● **Web page and app entries**
################

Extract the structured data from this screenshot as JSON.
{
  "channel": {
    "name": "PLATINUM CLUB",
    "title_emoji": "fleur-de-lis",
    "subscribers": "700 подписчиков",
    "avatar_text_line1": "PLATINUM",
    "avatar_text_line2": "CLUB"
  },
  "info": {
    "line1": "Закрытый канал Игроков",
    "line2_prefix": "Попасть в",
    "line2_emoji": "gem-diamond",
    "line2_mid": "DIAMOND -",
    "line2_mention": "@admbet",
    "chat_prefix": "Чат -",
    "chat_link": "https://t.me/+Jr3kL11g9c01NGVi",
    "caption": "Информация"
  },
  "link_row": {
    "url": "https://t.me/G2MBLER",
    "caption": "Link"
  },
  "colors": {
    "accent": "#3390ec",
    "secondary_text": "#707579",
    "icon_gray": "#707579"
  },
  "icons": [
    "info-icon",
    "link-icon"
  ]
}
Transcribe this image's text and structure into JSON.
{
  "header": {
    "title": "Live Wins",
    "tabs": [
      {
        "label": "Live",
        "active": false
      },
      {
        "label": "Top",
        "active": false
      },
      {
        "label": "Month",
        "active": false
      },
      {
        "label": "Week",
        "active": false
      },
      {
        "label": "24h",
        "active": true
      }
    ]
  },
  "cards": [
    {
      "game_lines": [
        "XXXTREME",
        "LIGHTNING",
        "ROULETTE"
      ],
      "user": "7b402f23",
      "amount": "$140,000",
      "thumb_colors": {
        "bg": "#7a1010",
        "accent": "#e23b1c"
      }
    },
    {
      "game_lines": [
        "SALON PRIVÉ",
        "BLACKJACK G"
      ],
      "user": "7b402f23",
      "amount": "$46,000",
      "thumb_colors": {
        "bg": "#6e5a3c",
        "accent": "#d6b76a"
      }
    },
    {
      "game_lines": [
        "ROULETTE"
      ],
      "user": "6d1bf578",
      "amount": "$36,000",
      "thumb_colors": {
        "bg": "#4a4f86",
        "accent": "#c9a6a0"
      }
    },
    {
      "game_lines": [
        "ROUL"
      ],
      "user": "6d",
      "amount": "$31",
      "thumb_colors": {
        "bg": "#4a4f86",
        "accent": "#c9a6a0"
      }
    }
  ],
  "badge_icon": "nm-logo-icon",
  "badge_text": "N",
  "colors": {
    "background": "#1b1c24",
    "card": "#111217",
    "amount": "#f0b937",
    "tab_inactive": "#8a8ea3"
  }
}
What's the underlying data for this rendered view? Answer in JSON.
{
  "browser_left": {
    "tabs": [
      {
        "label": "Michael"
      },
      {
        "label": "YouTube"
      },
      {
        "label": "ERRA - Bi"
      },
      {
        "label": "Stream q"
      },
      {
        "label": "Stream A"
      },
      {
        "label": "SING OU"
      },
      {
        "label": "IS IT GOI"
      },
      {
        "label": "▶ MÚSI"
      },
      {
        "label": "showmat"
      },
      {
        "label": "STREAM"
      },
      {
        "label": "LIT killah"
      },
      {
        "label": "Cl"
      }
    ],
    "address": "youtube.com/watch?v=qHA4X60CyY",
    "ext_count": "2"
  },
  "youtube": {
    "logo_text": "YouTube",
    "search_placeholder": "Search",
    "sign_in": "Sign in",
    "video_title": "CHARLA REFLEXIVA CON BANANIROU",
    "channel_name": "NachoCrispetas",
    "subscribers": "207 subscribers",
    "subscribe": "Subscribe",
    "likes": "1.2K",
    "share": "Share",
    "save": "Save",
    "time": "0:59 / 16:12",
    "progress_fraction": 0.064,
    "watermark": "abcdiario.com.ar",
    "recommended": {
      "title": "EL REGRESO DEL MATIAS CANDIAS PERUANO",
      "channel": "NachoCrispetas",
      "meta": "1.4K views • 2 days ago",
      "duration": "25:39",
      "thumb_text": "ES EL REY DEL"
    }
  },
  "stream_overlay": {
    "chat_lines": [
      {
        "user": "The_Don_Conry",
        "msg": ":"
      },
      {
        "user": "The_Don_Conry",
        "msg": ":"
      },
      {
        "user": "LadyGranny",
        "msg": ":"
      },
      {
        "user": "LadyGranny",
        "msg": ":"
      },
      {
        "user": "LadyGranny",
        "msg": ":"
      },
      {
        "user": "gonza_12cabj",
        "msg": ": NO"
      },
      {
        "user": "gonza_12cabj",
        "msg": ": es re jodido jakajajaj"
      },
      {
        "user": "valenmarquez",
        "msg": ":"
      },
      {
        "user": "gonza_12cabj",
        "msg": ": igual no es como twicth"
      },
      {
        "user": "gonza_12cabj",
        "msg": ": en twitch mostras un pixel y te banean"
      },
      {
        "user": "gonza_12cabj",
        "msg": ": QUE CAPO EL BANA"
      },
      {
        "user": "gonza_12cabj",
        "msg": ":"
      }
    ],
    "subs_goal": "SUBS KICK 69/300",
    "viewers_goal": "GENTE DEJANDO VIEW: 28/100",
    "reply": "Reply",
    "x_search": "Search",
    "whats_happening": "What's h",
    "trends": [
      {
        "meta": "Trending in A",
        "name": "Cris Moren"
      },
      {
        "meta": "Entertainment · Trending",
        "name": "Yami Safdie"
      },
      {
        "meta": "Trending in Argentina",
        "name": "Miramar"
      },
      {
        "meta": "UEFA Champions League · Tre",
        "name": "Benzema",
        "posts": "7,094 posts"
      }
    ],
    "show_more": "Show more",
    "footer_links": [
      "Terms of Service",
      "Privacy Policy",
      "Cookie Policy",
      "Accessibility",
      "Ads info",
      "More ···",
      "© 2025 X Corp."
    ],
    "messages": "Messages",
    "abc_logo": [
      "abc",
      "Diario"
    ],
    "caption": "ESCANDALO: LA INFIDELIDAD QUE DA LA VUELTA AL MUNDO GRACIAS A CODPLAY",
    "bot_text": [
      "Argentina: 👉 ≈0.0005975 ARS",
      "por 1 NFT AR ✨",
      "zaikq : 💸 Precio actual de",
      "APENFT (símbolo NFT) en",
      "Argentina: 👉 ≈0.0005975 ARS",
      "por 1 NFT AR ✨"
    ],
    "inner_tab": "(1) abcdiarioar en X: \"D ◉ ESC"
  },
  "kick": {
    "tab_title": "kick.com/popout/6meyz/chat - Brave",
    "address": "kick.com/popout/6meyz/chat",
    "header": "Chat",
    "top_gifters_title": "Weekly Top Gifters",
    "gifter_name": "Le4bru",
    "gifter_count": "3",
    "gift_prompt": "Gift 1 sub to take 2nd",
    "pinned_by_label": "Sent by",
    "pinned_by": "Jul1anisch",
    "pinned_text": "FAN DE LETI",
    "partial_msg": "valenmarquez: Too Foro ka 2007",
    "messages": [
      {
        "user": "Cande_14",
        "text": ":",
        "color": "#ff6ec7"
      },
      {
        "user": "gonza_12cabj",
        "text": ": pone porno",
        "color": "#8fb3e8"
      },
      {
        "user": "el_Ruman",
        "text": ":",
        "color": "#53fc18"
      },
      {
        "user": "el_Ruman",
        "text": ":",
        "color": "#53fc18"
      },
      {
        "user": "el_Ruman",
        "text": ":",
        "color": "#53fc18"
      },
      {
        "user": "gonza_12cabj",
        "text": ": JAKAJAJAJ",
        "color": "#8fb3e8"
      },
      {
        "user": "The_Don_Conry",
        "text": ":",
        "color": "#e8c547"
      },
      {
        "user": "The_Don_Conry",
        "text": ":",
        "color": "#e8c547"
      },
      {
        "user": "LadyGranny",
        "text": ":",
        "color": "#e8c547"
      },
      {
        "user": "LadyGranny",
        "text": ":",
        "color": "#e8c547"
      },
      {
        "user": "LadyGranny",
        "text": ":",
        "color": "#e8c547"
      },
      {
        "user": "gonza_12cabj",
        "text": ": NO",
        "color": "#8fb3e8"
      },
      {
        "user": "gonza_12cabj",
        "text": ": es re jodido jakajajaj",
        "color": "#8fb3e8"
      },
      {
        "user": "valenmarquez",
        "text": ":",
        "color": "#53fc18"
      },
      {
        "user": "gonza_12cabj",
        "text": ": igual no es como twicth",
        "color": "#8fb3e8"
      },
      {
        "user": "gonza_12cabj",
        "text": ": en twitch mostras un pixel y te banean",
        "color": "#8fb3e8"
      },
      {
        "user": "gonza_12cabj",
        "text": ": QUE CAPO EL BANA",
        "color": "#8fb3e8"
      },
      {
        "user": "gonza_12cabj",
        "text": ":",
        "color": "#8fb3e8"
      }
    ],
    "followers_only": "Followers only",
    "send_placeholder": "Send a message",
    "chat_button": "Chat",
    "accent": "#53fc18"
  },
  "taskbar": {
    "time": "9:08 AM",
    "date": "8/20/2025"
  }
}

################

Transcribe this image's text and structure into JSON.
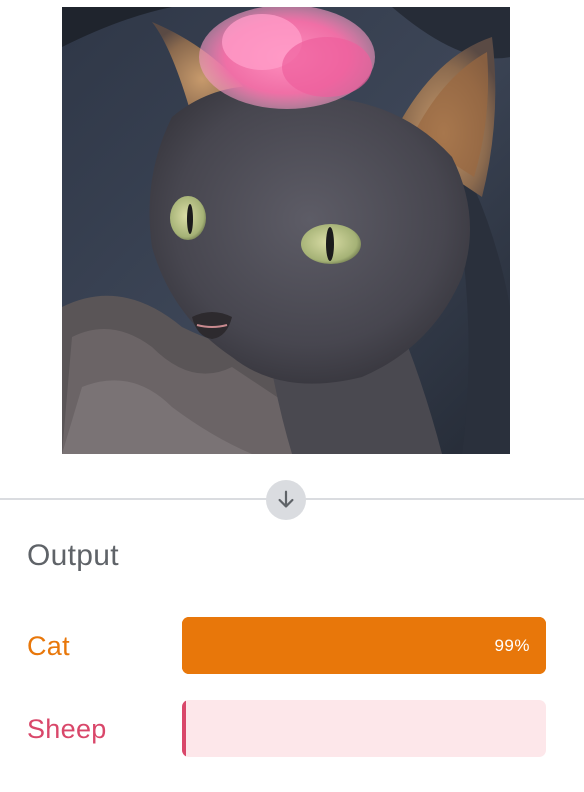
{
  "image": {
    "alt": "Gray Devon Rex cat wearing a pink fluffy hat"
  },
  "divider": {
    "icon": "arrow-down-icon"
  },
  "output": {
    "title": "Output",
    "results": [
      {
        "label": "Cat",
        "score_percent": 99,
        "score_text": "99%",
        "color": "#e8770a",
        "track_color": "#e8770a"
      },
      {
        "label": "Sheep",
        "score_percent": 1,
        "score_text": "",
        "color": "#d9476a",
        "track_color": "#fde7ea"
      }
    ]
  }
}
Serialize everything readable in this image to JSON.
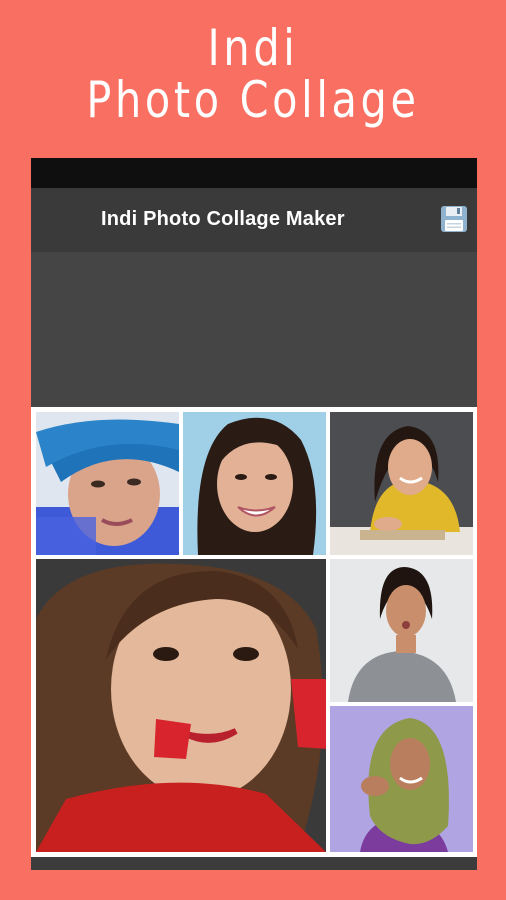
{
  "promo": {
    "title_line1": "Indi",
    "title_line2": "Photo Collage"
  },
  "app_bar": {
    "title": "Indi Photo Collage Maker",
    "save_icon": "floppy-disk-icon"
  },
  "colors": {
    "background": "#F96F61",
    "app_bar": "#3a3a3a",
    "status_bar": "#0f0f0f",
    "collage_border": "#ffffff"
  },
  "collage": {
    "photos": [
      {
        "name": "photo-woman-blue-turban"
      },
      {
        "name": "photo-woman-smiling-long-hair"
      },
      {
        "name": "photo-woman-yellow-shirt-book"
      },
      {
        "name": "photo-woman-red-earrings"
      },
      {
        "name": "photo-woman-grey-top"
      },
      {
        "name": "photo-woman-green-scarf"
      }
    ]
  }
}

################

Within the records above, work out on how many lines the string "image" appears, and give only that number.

4